Mahmood Sanglay replies to the main points raised by Jasmine Khan and Najmunesa Solomon
I THANK Jasmine Khan and Najmunesa Solomon for responding to the article on misogyny.
The definition of misogyny as used in the article is, in its entirety, derived from the dictionary. Nothing in the definition was changed as alleged by Khan and Solomon, and I refer them to Merriam-Webster as the source. Furthermore, I clarify in the article that the aspect of the definition that applies especially to the moulana is stereotyping. It is therefore inaccurate to reduce my definition of misogyny to hatred of women.
Nowhere in the article is it – either implicitly or explicitly – stated that the moulana is a woman hater. Nor does it deal at all with hatred of women. Instead, it deals essentially with the abuse of polygyny and ways in which women are subjected to stereotyping. Therefore, the use of the word misogyny, in the sense expressly defined and intended in the article, is entirely appropriate.

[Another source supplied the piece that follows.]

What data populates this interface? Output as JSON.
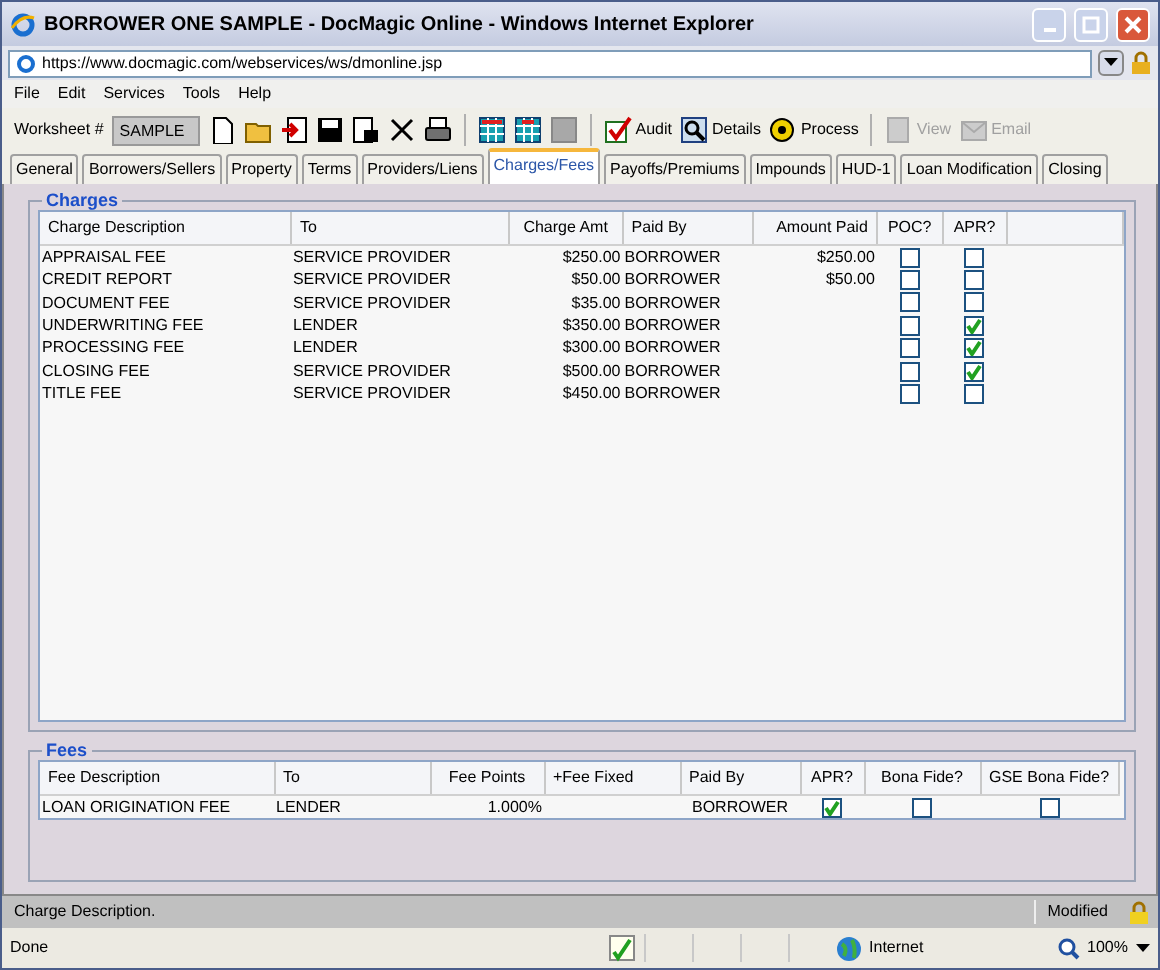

Also, nowhere in the article do I state – or imply – that all Muslim men are misogynists or that they hate women. In each of the two instances that I use the term ‘Muslim men’ it is clearly qualified by the context. First, by the three kinds of prejudice specifically applicable to the utterances of the moulana. Second, by the qualification ‘among’ which denotes some men, as opposed to all men. In a third instance, it is a case of legitimate generic usage as it refers to the call for guidelines to govern the conduct of all men.
The audience of the offending video clip is potentially global, given that it was quite deliberately released by its producer on a highly viral social media platform. The magnitude of this audience clearly dwarfs the number of people who know of the moulana’s reputation as a champion of women’s issues. Thus, the damage done to his reputation is directly due to the video he released and not due to the responses it elicited. It is also important to note that the moulana is a public figure who was well aware he is addressing an audience significantly wider than his own community.
Khan and Solomon correctly point out that the Quran and Sunnah provide clear guidelines on all aspects of life. This is not disputed in the article. However, they have to concede that there is a policy vacuum and inadequate public programmes in our leading Muslim institutions to address problems such as misogyny. The call for implementation of policy to transform Muslim institutions does not presume any deficiency in the Quran or the Sunnah.
Khan and Solomon have misread and missed the key point of the article, which is to draw the reader beyond a narrow consideration of one man’s stereotyping of women. It connects the stereotyping to broader patterns of misogyny, mainly in polygyny and within Muslim institutions generally.